The portion of the pueblo located on Carson National Forest is open to visitors from June to September. It is about 50 yards from a parking area on Highway 518 at milepost 66.4 and has a picnic area and restrooms.[4][5] The one-mile loop trail has signs that interpret the lifestyle of the pueblo residents and leads to a reproduction of a pueblo room and a kiva.[5]

Gallery[edit]

See also[edit]

Notes[edit]

  1. ^ Based upon archaeological evidence and Puebloan folklore, it is believed that some of the people from the abandoned Chaco Canyon migrated to the Taos Valley about 1250.[3]

References[edit]

  1. ^ a b c d Catrina B. Witley. May 2012. Evidence of Violent Conflict in Males from Pot Creek. Landscapes of Violence. Retrieved July 23, 2014.
  2. ^ a b Peter N. Peregrine; Melvin Ember (31 May 2003). Encyclopedia of Prehistory Complete Set of Volumes 1-8 and Volume 9, the Index Volume: Published in Conjunction with the Human Relations Area Files. Springer Science & Business Media. p. 238. ISBN 978-0-306-46264-1. 
  3. ^ Taos Valley. Fifty Years of Highway Archaeology in New Mexico. Roads to the Past. Retrieved August 12, 2014.
  4. ^ a b c d Pot Creek Cultural Site. Carson National Forest. Four Corners Geotourism. Retrieved July 23, 2014.
  5. ^ a b High Road to Toas Trail. NewMexico.org Retrieved July 23, 2014.

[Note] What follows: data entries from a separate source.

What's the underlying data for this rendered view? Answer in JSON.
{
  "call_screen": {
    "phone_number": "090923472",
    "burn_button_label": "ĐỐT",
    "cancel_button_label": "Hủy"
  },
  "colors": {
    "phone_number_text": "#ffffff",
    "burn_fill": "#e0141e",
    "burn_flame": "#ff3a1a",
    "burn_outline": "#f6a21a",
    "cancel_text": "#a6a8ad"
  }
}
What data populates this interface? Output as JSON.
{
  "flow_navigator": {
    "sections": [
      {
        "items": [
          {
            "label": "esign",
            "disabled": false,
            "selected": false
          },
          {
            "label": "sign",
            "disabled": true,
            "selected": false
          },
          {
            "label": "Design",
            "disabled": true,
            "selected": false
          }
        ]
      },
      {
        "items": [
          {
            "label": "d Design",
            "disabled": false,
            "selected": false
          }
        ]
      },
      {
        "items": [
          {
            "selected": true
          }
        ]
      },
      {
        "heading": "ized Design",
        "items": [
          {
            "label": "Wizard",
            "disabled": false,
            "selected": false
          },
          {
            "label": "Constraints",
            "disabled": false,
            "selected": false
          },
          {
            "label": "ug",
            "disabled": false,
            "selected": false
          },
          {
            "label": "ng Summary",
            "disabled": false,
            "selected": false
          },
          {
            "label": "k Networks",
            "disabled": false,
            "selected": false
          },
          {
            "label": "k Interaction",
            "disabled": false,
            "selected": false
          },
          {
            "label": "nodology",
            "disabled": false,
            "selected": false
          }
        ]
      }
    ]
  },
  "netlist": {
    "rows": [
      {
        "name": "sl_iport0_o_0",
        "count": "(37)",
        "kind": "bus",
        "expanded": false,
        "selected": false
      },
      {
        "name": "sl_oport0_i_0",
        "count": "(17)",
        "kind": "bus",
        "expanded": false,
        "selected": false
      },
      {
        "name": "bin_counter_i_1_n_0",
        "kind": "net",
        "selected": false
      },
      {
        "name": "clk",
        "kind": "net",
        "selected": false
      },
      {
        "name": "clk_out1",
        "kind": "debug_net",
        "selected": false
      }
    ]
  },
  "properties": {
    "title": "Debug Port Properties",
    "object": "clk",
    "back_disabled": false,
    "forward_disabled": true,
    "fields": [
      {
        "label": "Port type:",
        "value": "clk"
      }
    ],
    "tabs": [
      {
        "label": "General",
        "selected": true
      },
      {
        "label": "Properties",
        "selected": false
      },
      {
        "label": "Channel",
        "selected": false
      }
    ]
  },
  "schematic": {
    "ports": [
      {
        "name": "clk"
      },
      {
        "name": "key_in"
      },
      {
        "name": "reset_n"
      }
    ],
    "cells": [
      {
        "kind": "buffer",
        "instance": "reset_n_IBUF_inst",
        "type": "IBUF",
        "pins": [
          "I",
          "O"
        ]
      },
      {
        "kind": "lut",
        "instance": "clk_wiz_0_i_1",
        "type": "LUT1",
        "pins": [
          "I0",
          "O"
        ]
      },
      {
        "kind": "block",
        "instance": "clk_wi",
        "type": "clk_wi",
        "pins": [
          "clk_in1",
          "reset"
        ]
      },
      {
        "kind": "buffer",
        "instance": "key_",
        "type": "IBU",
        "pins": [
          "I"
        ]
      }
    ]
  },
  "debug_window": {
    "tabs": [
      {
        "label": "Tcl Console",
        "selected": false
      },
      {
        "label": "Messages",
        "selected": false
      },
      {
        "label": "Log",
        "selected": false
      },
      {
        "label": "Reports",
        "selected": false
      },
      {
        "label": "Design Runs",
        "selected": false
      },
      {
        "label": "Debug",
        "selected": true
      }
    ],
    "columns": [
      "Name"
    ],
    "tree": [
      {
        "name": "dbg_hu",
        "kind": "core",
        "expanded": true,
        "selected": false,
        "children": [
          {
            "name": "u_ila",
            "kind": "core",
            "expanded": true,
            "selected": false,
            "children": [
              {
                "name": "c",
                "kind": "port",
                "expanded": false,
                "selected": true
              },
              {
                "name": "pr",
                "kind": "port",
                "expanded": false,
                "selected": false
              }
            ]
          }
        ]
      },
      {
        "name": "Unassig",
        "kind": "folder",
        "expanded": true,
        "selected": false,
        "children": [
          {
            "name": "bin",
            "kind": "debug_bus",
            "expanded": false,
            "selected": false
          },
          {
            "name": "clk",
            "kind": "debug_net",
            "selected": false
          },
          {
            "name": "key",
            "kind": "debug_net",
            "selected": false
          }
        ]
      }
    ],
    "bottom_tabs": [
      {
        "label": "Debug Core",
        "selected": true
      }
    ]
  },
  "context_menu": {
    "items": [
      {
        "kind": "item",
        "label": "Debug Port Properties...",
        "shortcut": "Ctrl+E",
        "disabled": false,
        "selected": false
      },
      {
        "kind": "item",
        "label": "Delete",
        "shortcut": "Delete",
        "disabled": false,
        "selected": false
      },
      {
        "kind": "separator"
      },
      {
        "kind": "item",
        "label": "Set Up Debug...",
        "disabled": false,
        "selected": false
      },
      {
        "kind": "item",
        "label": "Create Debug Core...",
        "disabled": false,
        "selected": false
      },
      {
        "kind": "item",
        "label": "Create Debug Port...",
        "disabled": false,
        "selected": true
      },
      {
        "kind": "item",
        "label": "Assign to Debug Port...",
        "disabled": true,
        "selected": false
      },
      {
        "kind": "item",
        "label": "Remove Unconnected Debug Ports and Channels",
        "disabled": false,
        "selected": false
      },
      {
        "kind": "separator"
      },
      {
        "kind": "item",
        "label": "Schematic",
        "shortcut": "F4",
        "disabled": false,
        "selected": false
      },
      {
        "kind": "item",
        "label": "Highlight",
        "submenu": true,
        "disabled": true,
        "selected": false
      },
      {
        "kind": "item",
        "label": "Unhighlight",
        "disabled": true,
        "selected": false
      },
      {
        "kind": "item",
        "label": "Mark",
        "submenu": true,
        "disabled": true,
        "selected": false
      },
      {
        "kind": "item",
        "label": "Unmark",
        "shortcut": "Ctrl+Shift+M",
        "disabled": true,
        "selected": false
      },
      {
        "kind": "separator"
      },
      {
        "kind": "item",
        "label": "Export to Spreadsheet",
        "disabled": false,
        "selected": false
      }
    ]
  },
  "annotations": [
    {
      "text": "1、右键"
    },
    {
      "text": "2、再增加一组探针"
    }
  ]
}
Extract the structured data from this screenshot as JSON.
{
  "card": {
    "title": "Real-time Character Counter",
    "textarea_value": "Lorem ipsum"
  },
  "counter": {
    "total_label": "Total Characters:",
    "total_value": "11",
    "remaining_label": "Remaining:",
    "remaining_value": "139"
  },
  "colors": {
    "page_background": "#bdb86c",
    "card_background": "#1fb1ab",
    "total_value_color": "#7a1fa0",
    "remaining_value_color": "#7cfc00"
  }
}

External links[edit]

Coordinates: 36°16′45″N 105°34′34.61″W / 36.27917°N 105.5762806°W / 36.27917; -105.5762806